Some vital instructions to make your boundary walls stronger
Substandard foundations, poor design, scarcity of expansion joints and piers (support pillars) generally lead to cracks in masonry boundary walls.
If a subsisting wall is inclined, unsteady or contains severe cracks, then proper remedies should be taken immediately.
Given below, some vital guidelines while setting up a new boundary wall:
1. The design of the wall: Besides, adhering to local by-laws concerning height restrictions and set-backs on street corners, proper engineering principles should also be applied to the design of any freestanding wall.
Both the thickness of the wall and the spacing of piers control the maximum height of the wall over ground level.
2. Foundations: While creating the design of the foundations, soil conditions and slopes should be considered. Steel reinforcement of the foundations and of the wall itself are vital components. A general rule of thumb is that the foundation should be broader and deeper so that the support of the wall becomes more stable.

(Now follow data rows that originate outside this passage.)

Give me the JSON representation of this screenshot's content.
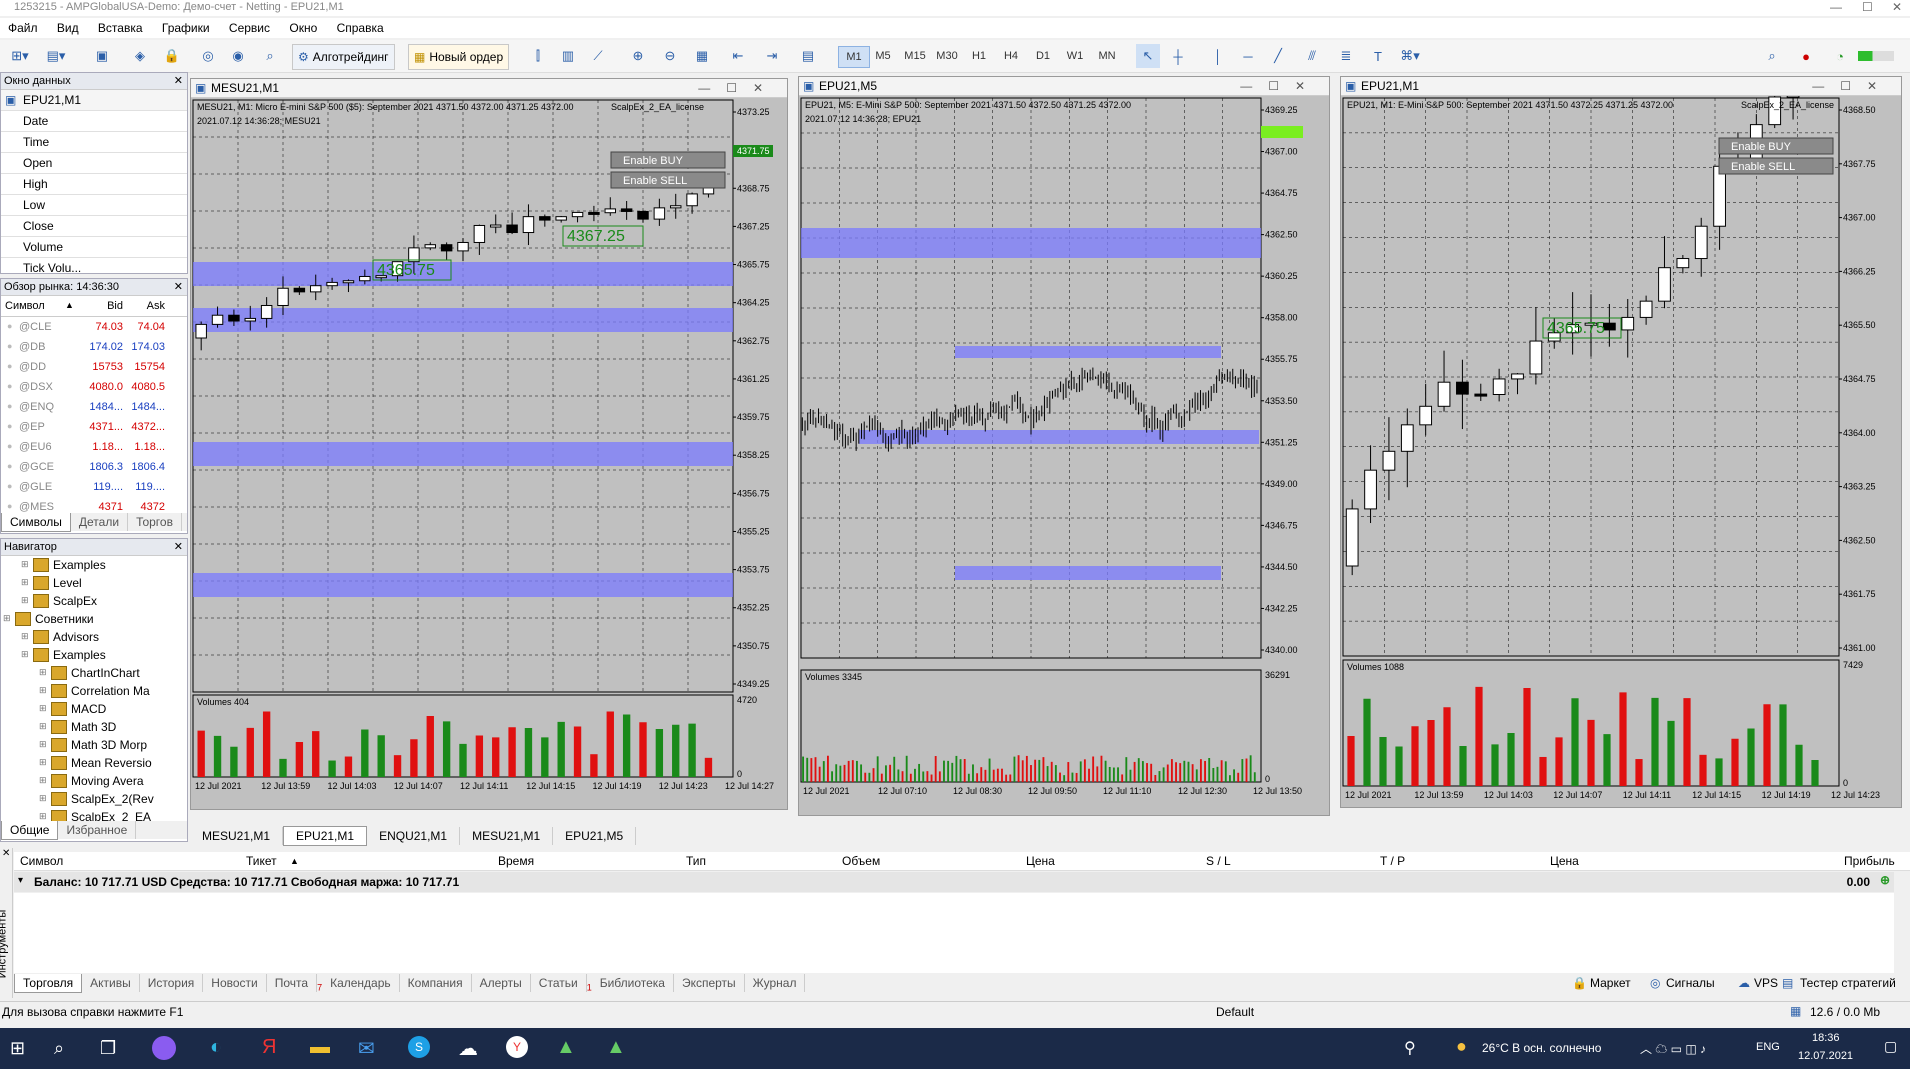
{
  "window": {
    "title": "1253215 - AMPGlobalUSA-Demo: Демо-счет - Netting - EPU21,M1"
  },
  "menu": [
    "Файл",
    "Вид",
    "Вставка",
    "Графики",
    "Сервис",
    "Окно",
    "Справка"
  ],
  "toolbar": {
    "algo_label": "Алготрейдинг",
    "new_order_label": "Новый ордер",
    "timeframes": [
      "M1",
      "M5",
      "M15",
      "M30",
      "H1",
      "H4",
      "D1",
      "W1",
      "MN"
    ],
    "active_timeframe": "M1"
  },
  "data_window": {
    "header": "Окно данных",
    "symbol": "EPU21,M1",
    "rows": [
      "Date",
      "Time",
      "Open",
      "High",
      "Low",
      "Close",
      "Volume",
      "Tick Volu..."
    ]
  },
  "market_watch": {
    "header": "Обзор рынка: 14:36:30",
    "cols": {
      "symbol": "Символ",
      "bid": "Bid",
      "ask": "Ask"
    },
    "rows": [
      {
        "s": "@CLE",
        "b": "74.03",
        "a": "74.04",
        "c": "#d40000"
      },
      {
        "s": "@DB",
        "b": "174.02",
        "a": "174.03",
        "c": "#1a40c0"
      },
      {
        "s": "@DD",
        "b": "15753",
        "a": "15754",
        "c": "#d40000"
      },
      {
        "s": "@DSX",
        "b": "4080.0",
        "a": "4080.5",
        "c": "#d40000"
      },
      {
        "s": "@ENQ",
        "b": "1484...",
        "a": "1484...",
        "c": "#1a40c0"
      },
      {
        "s": "@EP",
        "b": "4371...",
        "a": "4372...",
        "c": "#d40000"
      },
      {
        "s": "@EU6",
        "b": "1.18...",
        "a": "1.18...",
        "c": "#d40000"
      },
      {
        "s": "@GCE",
        "b": "1806.3",
        "a": "1806.4",
        "c": "#1a40c0"
      },
      {
        "s": "@GLE",
        "b": "119....",
        "a": "119....",
        "c": "#1a40c0"
      },
      {
        "s": "@MES",
        "b": "4371",
        "a": "4372",
        "c": "#d40000"
      }
    ],
    "tabs": [
      "Символы",
      "Детали",
      "Торгов"
    ]
  },
  "navigator": {
    "header": "Навигатор",
    "items": [
      {
        "label": "Examples",
        "indent": 1
      },
      {
        "label": "Level",
        "indent": 1
      },
      {
        "label": "ScalpEx",
        "indent": 1
      },
      {
        "label": "Советники",
        "indent": 0
      },
      {
        "label": "Advisors",
        "indent": 1
      },
      {
        "label": "Examples",
        "indent": 1
      },
      {
        "label": "ChartInChart",
        "indent": 2
      },
      {
        "label": "Correlation Ma",
        "indent": 2
      },
      {
        "label": "MACD",
        "indent": 2
      },
      {
        "label": "Math 3D",
        "indent": 2
      },
      {
        "label": "Math 3D Morp",
        "indent": 2
      },
      {
        "label": "Mean Reversio",
        "indent": 2
      },
      {
        "label": "Moving Avera",
        "indent": 2
      },
      {
        "label": "ScalpEx_2(Rev",
        "indent": 2
      },
      {
        "label": "ScalpEx_2_EA",
        "indent": 2
      }
    ],
    "tabs": [
      "Общие",
      "Избранное"
    ]
  },
  "charts": [
    {
      "title": "MESU21,M1",
      "info": "MESU21, M1: Micro E-mini S&P 500 ($5): September 2021  4371.50 4372.00 4371.25 4372.00",
      "date": "2021.07.12 14:36:28; MESU21",
      "ea_label": "ScalpEx_2_EA_license",
      "btn_buy": "Enable BUY",
      "btn_sell": "Enable SELL",
      "price_labels": [
        "4367.25",
        "4365.75"
      ],
      "current_price": "4371.75",
      "yticks": [
        "4373.25",
        "4370.25",
        "4368.75",
        "4367.25",
        "4365.75",
        "4364.25",
        "4362.75",
        "4361.25",
        "4359.75",
        "4358.25",
        "4356.75",
        "4355.25",
        "4353.75",
        "4352.25",
        "4350.75",
        "4349.25"
      ],
      "volume_label": "Volumes 404",
      "volume_max": "4720",
      "volume_zero": "0",
      "xticks": [
        "12 Jul 2021",
        "12 Jul 13:59",
        "12 Jul 14:03",
        "12 Jul 14:07",
        "12 Jul 14:11",
        "12 Jul 14:15",
        "12 Jul 14:19",
        "12 Jul 14:23",
        "12 Jul 14:27"
      ]
    },
    {
      "title": "EPU21,M5",
      "info": "EPU21, M5:  E-Mini S&P 500: September 2021  4371.50 4372.50 4371.25 4372.00",
      "date": "2021.07.12 14:36:28; EPU21",
      "yticks": [
        "4369.25",
        "4367.00",
        "4364.75",
        "4362.50",
        "4360.25",
        "4358.00",
        "4355.75",
        "4353.50",
        "4351.25",
        "4349.00",
        "4346.75",
        "4344.50",
        "4342.25",
        "4340.00"
      ],
      "volume_label": "Volumes 3345",
      "volume_max": "36291",
      "volume_zero": "0",
      "xticks": [
        "12 Jul 2021",
        "12 Jul 07:10",
        "12 Jul 08:30",
        "12 Jul 09:50",
        "12 Jul 11:10",
        "12 Jul 12:30",
        "12 Jul 13:50"
      ]
    },
    {
      "title": "EPU21,M1",
      "info": "EPU21, M1: E-Mini S&P 500: September 2021  4371.50 4372.25 4371.25 4372.00",
      "ea_label": "ScalpEx_2_EA_license",
      "btn_buy": "Enable BUY",
      "btn_sell": "Enable SELL",
      "price_label": "4365.75",
      "yticks": [
        "4368.50",
        "4367.75",
        "4367.00",
        "4366.25",
        "4365.50",
        "4364.75",
        "4364.00",
        "4363.25",
        "4362.50",
        "4361.75",
        "4361.00"
      ],
      "volume_label": "Volumes 1088",
      "volume_max": "7429",
      "volume_zero": "0",
      "xticks": [
        "12 Jul 2021",
        "12 Jul 13:59",
        "12 Jul 14:03",
        "12 Jul 14:07",
        "12 Jul 14:11",
        "12 Jul 14:15",
        "12 Jul 14:19",
        "12 Jul 14:23"
      ]
    }
  ],
  "chart_tabs": [
    "MESU21,M1",
    "EPU21,M1",
    "ENQU21,M1",
    "MESU21,M1",
    "EPU21,M5"
  ],
  "chart_tab_active": 1,
  "trade": {
    "columns": [
      "Символ",
      "Тикет",
      "Время",
      "Тип",
      "Объем",
      "Цена",
      "S / L",
      "T / P",
      "Цена",
      "Прибыль"
    ],
    "balance_text": "Баланс: 10 717.71 USD  Средства: 10 717.71  Свободная маржа: 10 717.71",
    "profit": "0.00"
  },
  "terminal_side_label": "Инструменты",
  "terminal_tabs": [
    "Торговля",
    "Активы",
    "История",
    "Новости",
    "Почта",
    "Календарь",
    "Компания",
    "Алерты",
    "Статьи",
    "Библиотека",
    "Эксперты",
    "Журнал"
  ],
  "terminal_tab_badges": {
    "Почта": "7",
    "Статьи": "1"
  },
  "terminal_right": [
    "Маркет",
    "Сигналы",
    "VPS",
    "Тестер стратегий"
  ],
  "status": {
    "help": "Для вызова справки нажмите F1",
    "profile": "Default",
    "traffic": "12.6 / 0.0 Mb"
  },
  "taskbar": {
    "weather": "26°C  В осн. солнечно",
    "lang": "ENG",
    "time": "18:36",
    "date": "12.07.2021"
  },
  "colors": {
    "bull": "#ffffff",
    "bear": "#000000",
    "vol_up": "#1a8a1a",
    "vol_down": "#e01010",
    "zone": "#7b7bff",
    "chart_bg": "#c0c0c0"
  }
}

3. Retaining walls: When the boundary wall functions as a retaining wall and is susceptible to water and soil thrust, then the foundation footing should be expanded more beneath the upper side of the wall to make sure that the weight of the chosen soil further firm ups the foundation structure.
4. Adequate expansion joints and piers: If expansion joints are not set up perfectly without adequate piers, the walls can be cracked easily.

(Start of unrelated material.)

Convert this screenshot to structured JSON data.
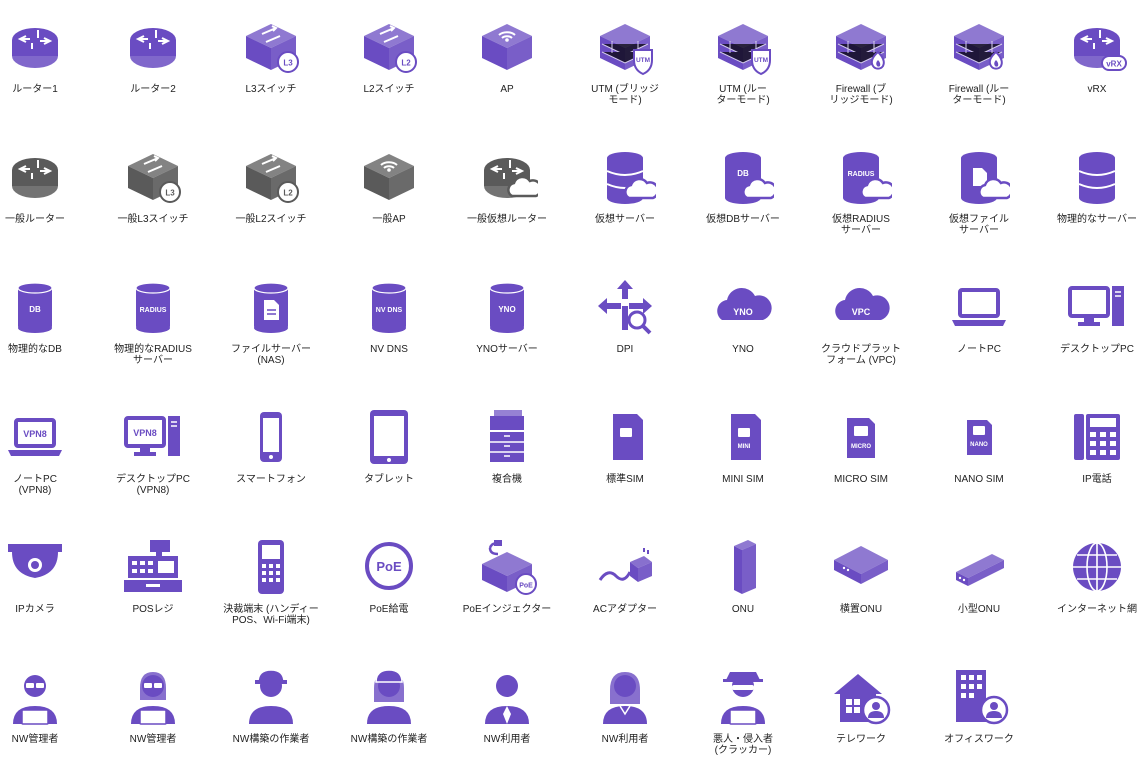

If there are cavities in the piers of freestanding walls (along with hollow units), they should be filled with concrete instantly.

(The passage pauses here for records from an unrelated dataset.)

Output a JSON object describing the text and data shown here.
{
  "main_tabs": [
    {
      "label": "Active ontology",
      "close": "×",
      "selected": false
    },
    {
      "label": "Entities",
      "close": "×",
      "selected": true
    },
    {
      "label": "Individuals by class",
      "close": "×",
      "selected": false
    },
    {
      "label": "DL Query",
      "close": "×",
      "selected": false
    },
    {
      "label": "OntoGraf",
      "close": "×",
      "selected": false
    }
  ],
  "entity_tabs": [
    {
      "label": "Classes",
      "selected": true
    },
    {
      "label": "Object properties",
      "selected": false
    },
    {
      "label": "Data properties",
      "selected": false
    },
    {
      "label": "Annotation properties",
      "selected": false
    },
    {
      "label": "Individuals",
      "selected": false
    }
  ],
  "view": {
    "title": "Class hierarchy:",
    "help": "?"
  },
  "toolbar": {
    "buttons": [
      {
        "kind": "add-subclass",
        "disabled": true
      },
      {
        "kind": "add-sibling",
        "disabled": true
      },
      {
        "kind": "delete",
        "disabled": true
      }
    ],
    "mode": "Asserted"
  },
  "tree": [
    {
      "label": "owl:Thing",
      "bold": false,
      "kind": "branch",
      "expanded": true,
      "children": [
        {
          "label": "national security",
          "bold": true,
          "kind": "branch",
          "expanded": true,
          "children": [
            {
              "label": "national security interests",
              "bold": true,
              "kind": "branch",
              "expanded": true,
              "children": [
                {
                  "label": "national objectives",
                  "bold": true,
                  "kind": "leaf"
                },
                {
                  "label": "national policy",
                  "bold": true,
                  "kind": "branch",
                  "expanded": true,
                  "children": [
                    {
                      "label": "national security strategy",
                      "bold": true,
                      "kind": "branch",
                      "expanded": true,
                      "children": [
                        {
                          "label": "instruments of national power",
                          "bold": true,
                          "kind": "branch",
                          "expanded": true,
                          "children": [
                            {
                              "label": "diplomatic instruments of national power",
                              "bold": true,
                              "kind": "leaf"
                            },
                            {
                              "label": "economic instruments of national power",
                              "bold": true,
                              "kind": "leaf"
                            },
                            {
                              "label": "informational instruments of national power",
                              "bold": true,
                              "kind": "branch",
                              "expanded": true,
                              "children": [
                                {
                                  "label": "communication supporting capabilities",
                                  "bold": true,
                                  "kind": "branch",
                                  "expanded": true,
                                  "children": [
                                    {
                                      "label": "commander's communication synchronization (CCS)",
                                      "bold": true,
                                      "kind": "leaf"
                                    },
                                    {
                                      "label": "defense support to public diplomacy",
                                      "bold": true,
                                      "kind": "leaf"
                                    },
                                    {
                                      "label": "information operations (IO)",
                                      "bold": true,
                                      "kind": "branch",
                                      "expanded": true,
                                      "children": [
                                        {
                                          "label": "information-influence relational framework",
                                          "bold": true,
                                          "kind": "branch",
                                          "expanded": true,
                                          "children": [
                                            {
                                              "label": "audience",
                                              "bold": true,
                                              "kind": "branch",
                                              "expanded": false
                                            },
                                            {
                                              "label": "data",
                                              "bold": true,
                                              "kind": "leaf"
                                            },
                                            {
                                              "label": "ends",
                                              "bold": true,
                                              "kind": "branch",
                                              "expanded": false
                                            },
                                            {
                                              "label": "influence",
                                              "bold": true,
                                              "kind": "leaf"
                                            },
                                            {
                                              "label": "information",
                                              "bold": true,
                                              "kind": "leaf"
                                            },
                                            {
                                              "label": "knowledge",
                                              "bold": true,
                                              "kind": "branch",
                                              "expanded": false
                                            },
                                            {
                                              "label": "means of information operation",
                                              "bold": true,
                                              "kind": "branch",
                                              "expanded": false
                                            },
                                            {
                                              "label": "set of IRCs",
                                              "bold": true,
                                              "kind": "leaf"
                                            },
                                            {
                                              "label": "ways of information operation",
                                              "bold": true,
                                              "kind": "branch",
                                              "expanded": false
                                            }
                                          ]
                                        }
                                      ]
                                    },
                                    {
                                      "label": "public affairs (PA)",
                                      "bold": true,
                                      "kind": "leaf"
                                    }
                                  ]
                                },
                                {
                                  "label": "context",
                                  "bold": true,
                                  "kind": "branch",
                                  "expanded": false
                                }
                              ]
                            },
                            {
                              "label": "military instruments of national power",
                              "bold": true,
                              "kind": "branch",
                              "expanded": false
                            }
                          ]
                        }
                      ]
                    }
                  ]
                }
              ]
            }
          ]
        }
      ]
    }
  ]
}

5. Drainage: If the boundary wall is located on a slope, then sufficient weep holes should be installed to dispose of accumulated storm water.
When the wall also functions as a retaining wall, there should proper arrangement of sub-soil drainage. NHBRC (Part 3. 3:24) indicates that weep holes should be set up in all retaining walls at a height not greater than 300mm over the lower ground level at centres not surpassing1.5 metres. Weep holes should be created with a 50mm plastic pipe covered on the non-exposed end with a geofabric.
6. Damp: Boundary walls are generally freestanding as these walls do not usually build section of a structure (like a house), where the connected walls are self-bracing. Since the freestanding walls are not supported by a structure of other walls, boundary walls are normally constructed exclusive of a damp proof course (DPC), plastic membrane so as to make the bond stronger among the freestanding wall and its foundation.
A DPC can rupture the bond among wall and foundation that leads to instability. Without DPC, mounting damp is frequently found on plastered and painted boundary walls. To get rid of this issue, the harder (less porous) bricks should be used for the lower courses (first 150mm) and make sure that the plaster does not expand to the level of the soil, else the plaster will function as a wick and allow water going from the ground to wick upwards.